cVAO vao is located in a cMesh object which is located in a cModel object which means I usually pass cMesh or cModel*, but you right I should just leave it as a pointer.

To my surprise it does run slightly faster if it does not need to dynamically allocate large pieces of memory. It seems to read very fast from the hard drive, but I’m not sure if clock() is not good to measure hard-drive read speeds and causing in-accuracy?

I use it mostly to read and write binary files so it has additional features to speed up the process by making it easier. Although the cBinWriter is a much easier class to use because it allows me to write a binary string to a file or allocating it as dynamic data to use with cBinary so I don’t make use of cFileStream anymore. The reason I have these 3 files to manage binary data is because I did work on a game maker. I had to also write classes that deal with archives which allowed all your game resources to be stored as a single file and without these classes it would have taken my forever to read and write binary files.

It’s a general rule with disk access and memory allocations that “lots of small accesses/allocations perform extremely poorly, very few large allocations/accesses perform well” (or at least as close to optimal as possible given the circumstances).
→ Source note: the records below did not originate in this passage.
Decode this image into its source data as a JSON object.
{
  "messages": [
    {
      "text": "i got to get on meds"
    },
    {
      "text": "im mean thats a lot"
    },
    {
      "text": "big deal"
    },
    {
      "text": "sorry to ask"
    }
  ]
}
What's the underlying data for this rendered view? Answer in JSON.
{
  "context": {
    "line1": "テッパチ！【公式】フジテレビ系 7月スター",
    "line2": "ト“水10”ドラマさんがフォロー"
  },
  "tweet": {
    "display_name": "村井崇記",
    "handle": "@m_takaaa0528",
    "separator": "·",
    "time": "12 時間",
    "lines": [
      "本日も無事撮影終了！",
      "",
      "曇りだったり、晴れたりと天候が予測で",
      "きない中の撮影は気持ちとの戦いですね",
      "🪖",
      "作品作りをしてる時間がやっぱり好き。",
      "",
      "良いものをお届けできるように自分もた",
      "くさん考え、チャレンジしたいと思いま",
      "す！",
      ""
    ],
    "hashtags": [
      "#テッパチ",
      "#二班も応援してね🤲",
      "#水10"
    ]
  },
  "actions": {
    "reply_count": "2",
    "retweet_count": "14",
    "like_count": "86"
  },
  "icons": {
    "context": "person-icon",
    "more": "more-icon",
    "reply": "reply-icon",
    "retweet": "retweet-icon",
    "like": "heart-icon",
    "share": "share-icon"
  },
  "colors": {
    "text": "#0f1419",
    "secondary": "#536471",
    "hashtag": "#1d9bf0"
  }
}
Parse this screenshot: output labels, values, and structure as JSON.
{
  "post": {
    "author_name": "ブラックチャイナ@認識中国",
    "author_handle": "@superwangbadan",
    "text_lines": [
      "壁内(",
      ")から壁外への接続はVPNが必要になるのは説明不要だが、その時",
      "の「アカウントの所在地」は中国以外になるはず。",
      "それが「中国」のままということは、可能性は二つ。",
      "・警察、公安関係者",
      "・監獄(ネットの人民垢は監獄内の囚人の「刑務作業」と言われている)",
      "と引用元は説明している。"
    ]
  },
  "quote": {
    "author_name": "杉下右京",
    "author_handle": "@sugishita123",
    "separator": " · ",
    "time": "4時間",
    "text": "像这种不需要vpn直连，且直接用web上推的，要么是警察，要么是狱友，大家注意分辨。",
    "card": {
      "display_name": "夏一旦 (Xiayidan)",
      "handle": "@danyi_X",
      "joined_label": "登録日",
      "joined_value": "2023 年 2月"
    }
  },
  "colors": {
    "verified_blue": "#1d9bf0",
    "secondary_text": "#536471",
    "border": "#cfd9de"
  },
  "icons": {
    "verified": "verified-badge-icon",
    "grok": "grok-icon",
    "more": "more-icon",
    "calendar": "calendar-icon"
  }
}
So if you’re reading files you’ll do better if you read the entire file into memory in one big chunk, then parse what you need out of the in-memory copy. If you’re allocating objects in memory you’ll do better if you allocate one huge chunk of memory (a virtual memory API is really useful here) and draw down from that as required.

A lot of the OO/C++ stuff can hide this behind various abstractions so you need to be sure that you know what the classes you’re using are doing behind the scenes before you make the decision to use them.

You’re never going to get 100% optimal performance on either, and the best you can do is choose what works best for you given your circumstances, constraints, and which bunch of tradeoffs are least objectionable to you.